Kinsey-Curran Connector Trail #318: The #318 Trail is steep and demanding from either end, but more approachable on a bicycle from its west end. Using the Curran Trail #160 on the approach makes for a nice warm-up and a pleasant start to the climbing. Once on the #318 Connector Trail the path pitches up significantly. The trail climbs the hillside out of Curran with a number of traverses interspersed with tight switchbacks. As the trail continues to climb toward a saddle it enters a more open area. Here, the grade lessens, but the soils become softer, so it remains a grunt to the saddle.
The Kinsey-Curran Connector helps form a good hiking loop. In the fall, the color on the east side of the Curran Trail, and the gurgling of Curran Creek, help make for a great walk. The trail can be traveled in either direction, with the Kinsey side being extra direct in its alignment. There are some nice rock features on the Kinsey side that demand a high skill level for mountain bikers attempting to descend down them. Mountain bikers and motorcyclists will find that their brakes get a significant workout on this trail, so have them in good shape as you approach the ride.
For those wishing to climb up from the Kinsey side, its steep.

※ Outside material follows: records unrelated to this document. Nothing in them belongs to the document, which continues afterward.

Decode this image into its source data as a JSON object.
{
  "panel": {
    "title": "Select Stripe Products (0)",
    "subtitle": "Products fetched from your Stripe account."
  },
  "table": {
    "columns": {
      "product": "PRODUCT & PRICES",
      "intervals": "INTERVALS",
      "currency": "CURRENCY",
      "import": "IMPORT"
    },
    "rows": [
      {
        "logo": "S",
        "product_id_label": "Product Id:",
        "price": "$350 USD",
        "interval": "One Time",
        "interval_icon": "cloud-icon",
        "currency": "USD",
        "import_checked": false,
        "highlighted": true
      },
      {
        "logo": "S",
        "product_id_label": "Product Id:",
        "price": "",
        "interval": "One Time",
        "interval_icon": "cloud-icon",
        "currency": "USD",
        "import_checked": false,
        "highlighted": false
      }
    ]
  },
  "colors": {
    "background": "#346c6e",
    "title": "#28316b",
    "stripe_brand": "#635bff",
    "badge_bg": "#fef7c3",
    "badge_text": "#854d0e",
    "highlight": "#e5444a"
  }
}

Be mindful that portions of your route will be through burned areas. Beware of falling trees and limbs, rolling rocks and flash floods. Watch the weather and stay out if the forecast is for stormy weather or high winds. Trees come down all the time in a burned forest, winds or not, and despite the best efforts of the FS Trail Crew, and area volunteers, some trees may be down along your intended route.
Accessing the trails in the Deer Creek drainage takes some effort. Deer Creek Road starts out pretty nice, but depending on when it was last graded, and the time of the year, it can get pretty rough. As you get deeper in, the road narrows, and there some blind corners that you need to approach slowly. It takes a while to get in and out, but if it isn't the high-summer season, or hunting season, the area can be relatively quiet, and somewhat less traveled.

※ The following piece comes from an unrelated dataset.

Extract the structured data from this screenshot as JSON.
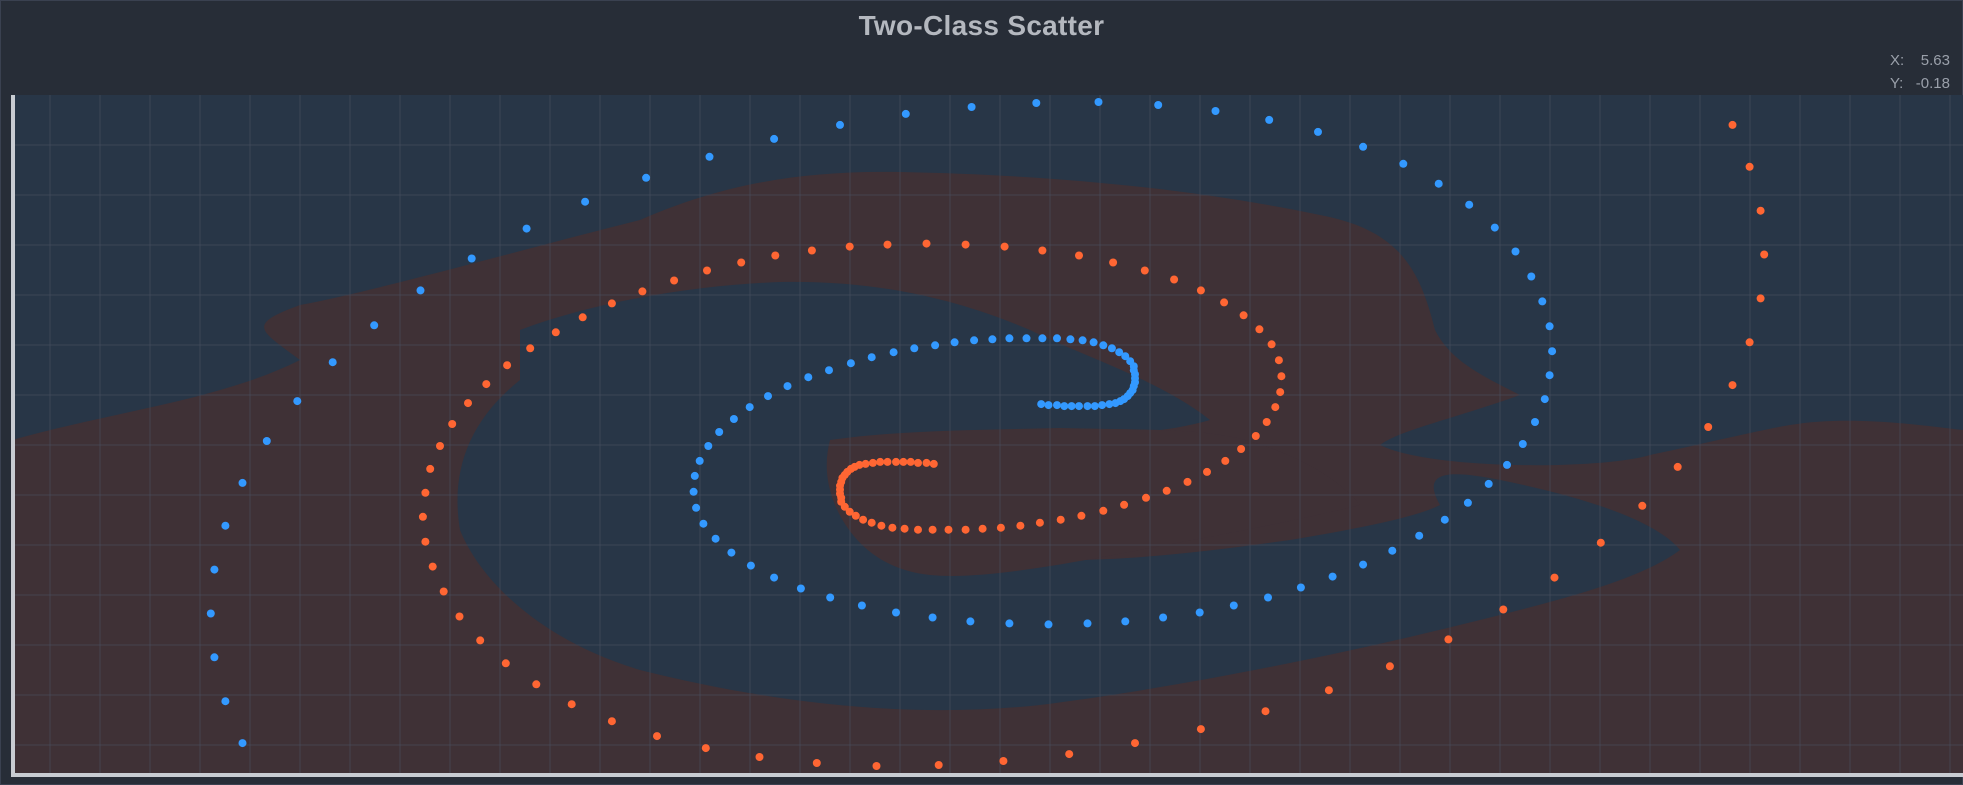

During the 2013 Beaver Creek fire, over 70 percent of the Deer Creek drainage burned. This was followed by torrential storms and flooding in the spring of 2014. The resulting damage to the natural and man-made components of the drainage was stunning. The area was ravaged and required a multi-year, significant rebuilding effort by the Forest Service and the local community. From 2015 to 2018, the Ketchum Ranger District rehabilitated the floodplain, restored wildlife habitat, rebuilt 20 dispersed campsites, installed trailhead facilities at two locations, and relocated 3,500 feet of forest road. They planted over 20,000 native plants and are treating the area for noxious weeds. They also rebuilt 28 miles of single-track trails in Deer Creek. These rebuilt trails form important connections to the vast system of trails found to the north of the drainage.

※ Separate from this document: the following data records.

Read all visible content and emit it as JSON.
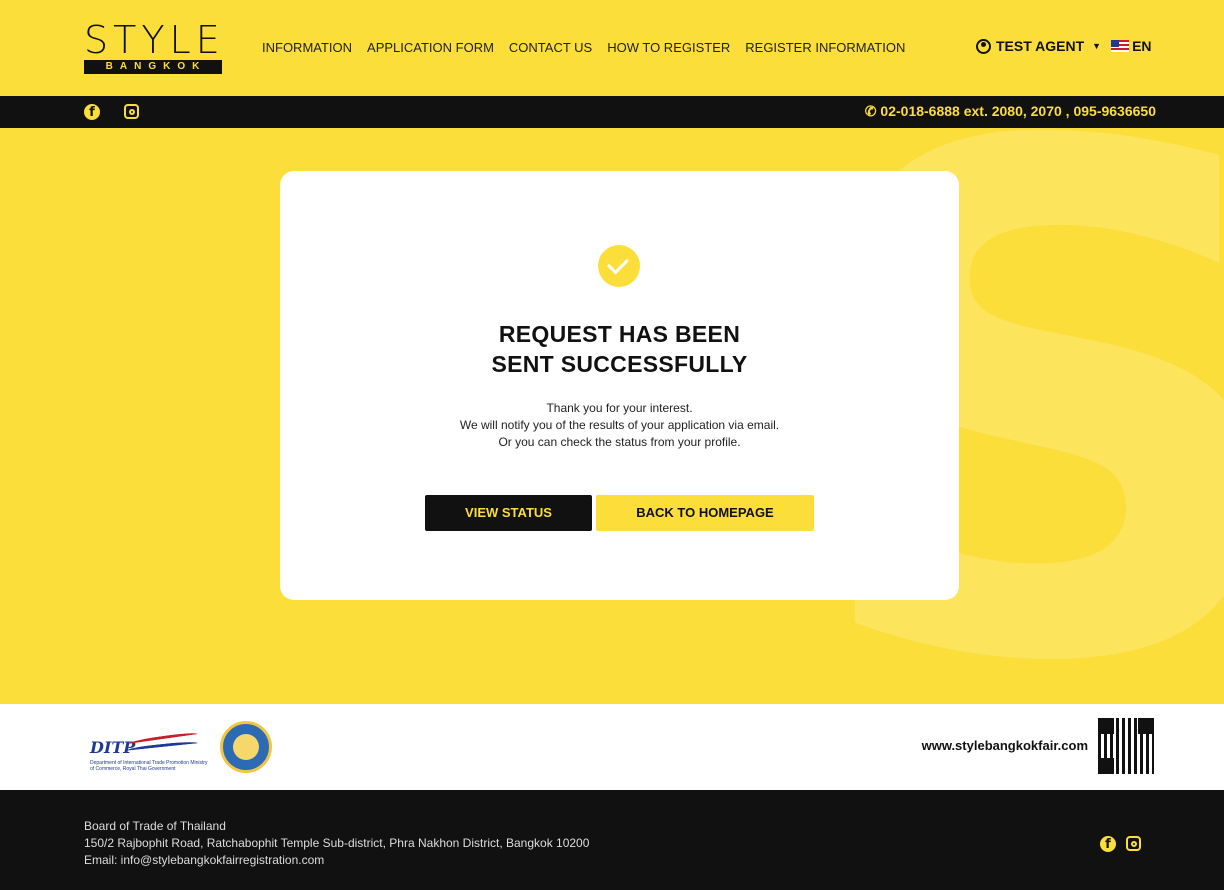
{
  "brand": {
    "logo_word": "STYLE",
    "logo_sub": "BANGKOK"
  },
  "nav": {
    "items": [
      {
        "label": "INFORMATION"
      },
      {
        "label": "APPLICATION FORM"
      },
      {
        "label": "CONTACT US"
      },
      {
        "label": "HOW TO REGISTER"
      },
      {
        "label": "REGISTER INFORMATION"
      }
    ],
    "user": "TEST AGENT",
    "language": "EN"
  },
  "infobar": {
    "phone": "02-018-6888 ext. 2080, 2070 , 095-9636650"
  },
  "card": {
    "title_line1": "REQUEST HAS BEEN",
    "title_line2": "SENT SUCCESSFULLY",
    "message_line1": "Thank you for your interest.",
    "message_line2": "We will notify you of the results of your application via email.",
    "message_line3": "Or you can check the status from your profile.",
    "view_status_label": "VIEW STATUS",
    "back_home_label": "BACK TO HOMEPAGE"
  },
  "footer": {
    "ditp_text": "DITP",
    "ditp_caption": "Department of International Trade Promotion Ministry of Commerce, Royal Thai Government",
    "website": "www.stylebangkokfair.com",
    "org": "Board of Trade of Thailand",
    "address": "150/2 Rajbophit Road, Ratchabophit Temple Sub-district, Phra Nakhon District, Bangkok 10200",
    "email": "Email: info@stylebangkokfairregistration.com"
  },
  "colors": {
    "accent": "#fcde3a",
    "dark": "#111111"
  },
  "icons": [
    "facebook-icon",
    "instagram-icon",
    "phone-icon",
    "user-circle-icon",
    "us-flag-icon",
    "check-circle-icon",
    "qr-code-icon"
  ]
}
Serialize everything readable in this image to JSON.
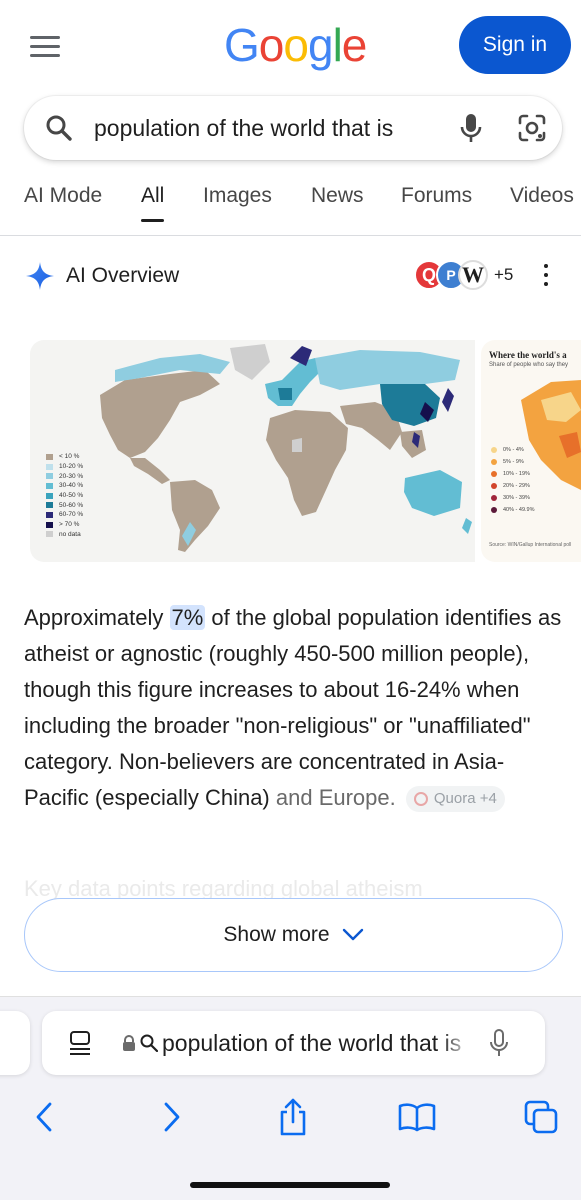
{
  "header": {
    "logo_letters": [
      "G",
      "o",
      "o",
      "g",
      "l",
      "e"
    ],
    "logo_colors": [
      "#4285f4",
      "#ea4335",
      "#fbbc05",
      "#4285f4",
      "#34a853",
      "#ea4335"
    ],
    "signin_label": "Sign in"
  },
  "search": {
    "query": "population of the world that is"
  },
  "tabs": [
    "AI Mode",
    "All",
    "Images",
    "News",
    "Forums",
    "Videos"
  ],
  "active_tab": "All",
  "ai_overview": {
    "title": "AI Overview",
    "source_icons": [
      "Q",
      "P",
      "W"
    ],
    "source_more": "+5",
    "map_legend": [
      "< 10 %",
      "10-20 %",
      "20-30 %",
      "30-40 %",
      "40-50 %",
      "50-60 %",
      "60-70 %",
      "> 70 %",
      "no data"
    ],
    "map_legend_colors": [
      "#b0a08f",
      "#bfe0ec",
      "#8fcde0",
      "#62bdd3",
      "#3aa3bd",
      "#1d7b98",
      "#2c2a78",
      "#15104d",
      "#cfcfcf"
    ],
    "side_image": {
      "title": "Where the world's a",
      "subtitle": "Share of people who say they",
      "legend": [
        "0% - 4%",
        "5% - 9%",
        "10% - 19%",
        "20% - 29%",
        "30% - 39%",
        "40% - 49.9%"
      ],
      "legend_colors": [
        "#f7d58a",
        "#f3a340",
        "#e7702a",
        "#d2452b",
        "#a0253a",
        "#5c1a3a"
      ],
      "source": "Source: WIN/Gallup International poll"
    },
    "answer": {
      "part1": "Approximately ",
      "highlight": "7%",
      "part2": " of the global population identifies as atheist or agnostic (roughly 450-500 million people), though this figure increases to about 16-24% when including the broader \"non-religious\" or \"unaffiliated\" category. Non-believers are concentrated in Asia-Pacific (especially China) ",
      "tail": "and Europe.",
      "citation": "Quora +4"
    },
    "ghost_line": "Key data points regarding global atheism",
    "show_more": "Show more"
  },
  "browser": {
    "url_text": "population of the world that is"
  }
}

In total, Deer Creek restoration costs neared $1.6 million. Funding for this massive effort was largely mobilized by the 5B Restoration Coalition, a grassroots community alliance of diverse interests that strives to bring the Wood River community together to restore and enhance our lands and natural assets. Blaine County’s Land, Water and Wildlife Program, a tax-payer levy program, contributed $496,000 to the Deer Creek restoration efforts. This significant contribution provided leverage for additional funding including $188,000 from the National Forest Foundation, who is also the facilitator of the 5B Restoration Group. For more information about the 5BRC visit this web site: 5B Restoration Coalition
At the intersection of Hwy. 75 and Deer Creek Road, take the paved Deer Creek Road west. (This intersection is about 2 miles north of Hailey, and about 9 miles south of Ketchum). Travel safely and slowly through the neighborhood to cross the bridge over the Big Wood River. The road surface changes to gravel approx. 3 miles west of the highway.
From the highway it is about 10.5 miles out Deer Creek Road to its end at the FS Deer Creek Trailhead. The parking at the end of Deer Creek Road becomes most crowded during hunting season. At the trailhead are an interpretive/map kiosk and a vault toilet.
*For additional descriptions, maps, and information on the history, geology, and wildflowers of the Wood River Valley pick up a copy of Exploring Sun Valley online or find it at one of several local shops.